Natural landscapes, such as mountains, rivers, streams and trails had overwhelmingly positive influences on wellbeing.
Perceptions on the rate of population growth and the pace of economic development varied across cities.
For places like Draper, Lehi and Moab, both population and economic growth were seen as too fast. For most rural locations, economic growth was generally indicated to be too slow.
“One of the things that our community really hoped to see was more ability for places to gather, like recreation centers and libraries,” Fullmer said. “We just opened a small children’s library where people are able to gather to attain resources, check out children’s books, and have access to better reading programs. There’s a science program coming in once a month on Saturdays through library volunteers.”
“Residents have access to state and online resources that give them the ability to access mental health resources or anything really that they are looking to get more resources on. Additionally, we have been working with the communities of Orem and Provo on finding resources for our community to get involved in their recreation centers,” Fullmer added.
Vineyard is currently doing a large master plan for all of the parks in Vineyard to add things like skate parks, an all-abilities park, and dog parks.
“We are going through that process right now. We really think it’s going to have a positive effect as we engage the public,” Fullmer said.
In looking at other towns around the state, the city of South Ogden showed the following:
Survey participants were asked about their overall personal wellbeing and overall community wellbeing in South Ogden. These wellbeing indicators both measured on a 5-point scale from very poor (1) to excellent (5).
The average personal wellbeing score in South Ogden was 4.05, with 81% of respondents indicating their wellbeing at a 4 or 5 on the 5-point scale. The average score for community wellbeing in South Ogden was 3.68 with 65% of respondents indicating city wellbeing at a 4 or 5 on the 5-point scale.
In Layton, the wellbeing scores look like this: The average personal wellbeing scores in Layton was 3.98, with 76% of respondents indicating their wellbeing at a 4 or 5 on the 5-point scale. The average score for community wellbeing in Layton was 3.72 with 66% of respondents indicating city wellbeing at a 4 or 5 on the 5-point scale.

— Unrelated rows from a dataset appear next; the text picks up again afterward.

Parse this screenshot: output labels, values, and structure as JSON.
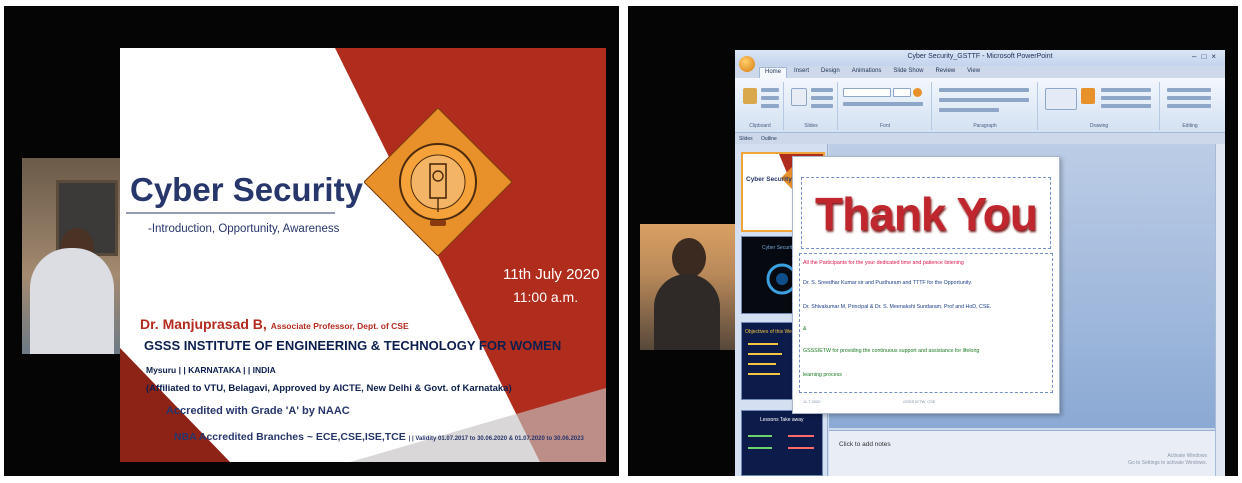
{
  "left_slide": {
    "title": "Cyber Security",
    "subtitle": "-Introduction, Opportunity, Awareness",
    "date": "11th July 2020",
    "time": "11:00 a.m.",
    "presenter": "Dr. Manjuprasad B,",
    "presenter_role": "Associate Professor, Dept. of CSE",
    "institute": "GSSS INSTITUTE OF ENGINEERING & TECHNOLOGY FOR WOMEN",
    "location": "Mysuru | | KARNATAKA | | INDIA",
    "affiliation": "(Affiliated to VTU, Belagavi, Approved by AICTE, New Delhi & Govt. of Karnataka)",
    "accreditation": "Accredited with Grade 'A' by NAAC",
    "nba": "NBA Accredited Branches ~ ECE,CSE,ISE,TCE",
    "nba_validity": "| | Validity 01.07.2017 to 30.06.2020 & 01.07.2020 to 30.06.2023",
    "colors": {
      "accent_red": "#b42a1f",
      "navy": "#27366b",
      "logo_orange": "#e8902a"
    }
  },
  "powerpoint": {
    "window_title": "Cyber Security_GSTTF - Microsoft PowerPoint",
    "ribbon_tabs": [
      "Home",
      "Insert",
      "Design",
      "Animations",
      "Slide Show",
      "Review",
      "View"
    ],
    "ribbon_groups": [
      "Clipboard",
      "Slides",
      "Font",
      "Paragraph",
      "Drawing",
      "Editing"
    ],
    "side_tabs": [
      "Slides",
      "Outline"
    ],
    "thumbnails": [
      {
        "title": "Cyber Security"
      },
      {
        "title": "Cyber Security"
      },
      {
        "title": "Objectives of this Webinar Series"
      },
      {
        "title": "Lessons Take away"
      }
    ],
    "slide": {
      "heading": "Thank You",
      "lines": [
        "All the Participants for the your dedicated time and patience listening",
        "Dr. S. Sreedhar Kumar sir and Pusthuram and TTTF for the Opportunity.",
        "Dr. Shivakumar M, Principal & Dr. S. Meenakshi Sundaram, Prof and HoD, CSE.",
        "&",
        "GSSSIETW for providing the continuous support and assistance for lifelong",
        "learning process"
      ],
      "footer_left": "11.7.2020",
      "footer_mid": "GSSS IETW, CSE"
    },
    "notes_placeholder": "Click to add notes",
    "watermark": "Activate Windows\nGo to Settings to activate Windows."
  }
}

In Lehi the scores showed this: The average personal wellbeing score was 3.98 with 75% of respondents indicating their wellbeing at a 4 or 5 on the 5-point scale. The average score for community wellbeing in Lehi was 3.60 with 60% of respondents indicating city wellbeing at a 4 or 5 on the 5-point scale.

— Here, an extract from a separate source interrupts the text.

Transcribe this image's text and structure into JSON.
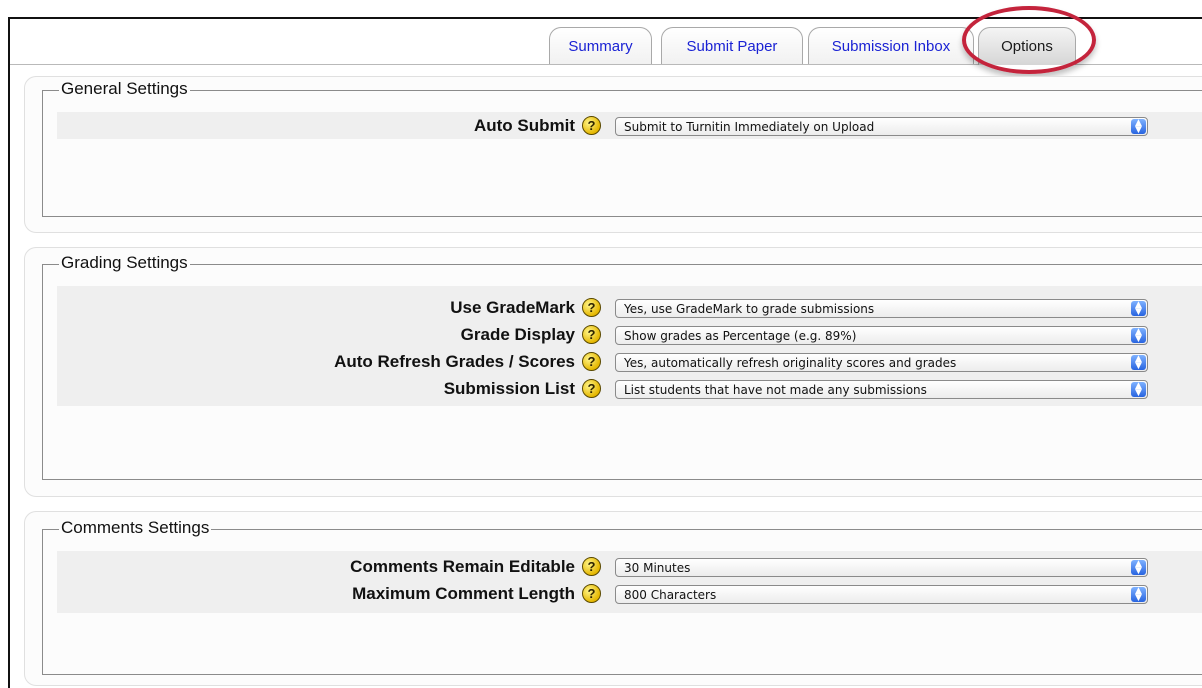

Flint’s survey shows that overall, Utahns feel pretty good about their wellbeing.
The average overall personal wellbeing score for all surveyed Utahns was 3.99 on a scale from 1 (very poor) to 5 (excellent). The figures below show the city scores for overall personal wellbeing and community wellbeing within their cluster type.
Scores for overall personal and community wellbeing were lower for Rural, Rural Hub and Resort Cities (average 3.94 and 3.57) than for Rapid Growth Cities (average 4.00 and 3.66) and Cities of the 1st and 2nd Class and Established/Mid-sized Cities (average 4.00 and 3.70).
The survey asked respondents to rate their wellbeing for 10 domains and indicate the importance of these domains to their overall wellbeing. For all Utahns surveyed in 2021, the highest-rated domains were Living Standards, Safety and Security and Connection with Nature.
The most important domains were Safety and Security, Mental Health, and Physical Health. Local Environmental Quality was the only domain falling in the “red zone” quadrant for higher importance, but lower than average ratings.
Physical Health, Mental Health, and Leisure Time approach this zone. Rural communities were more likely to have high ratings for Connection with Nature and Local Environmental Quality. Statewide, and for each city, Cultural Opportunities was the lowest rated and least important.
To read the entire survey with data, visit: https://extension.usu.edu/business-and-community/utah-wellbeing-project/index.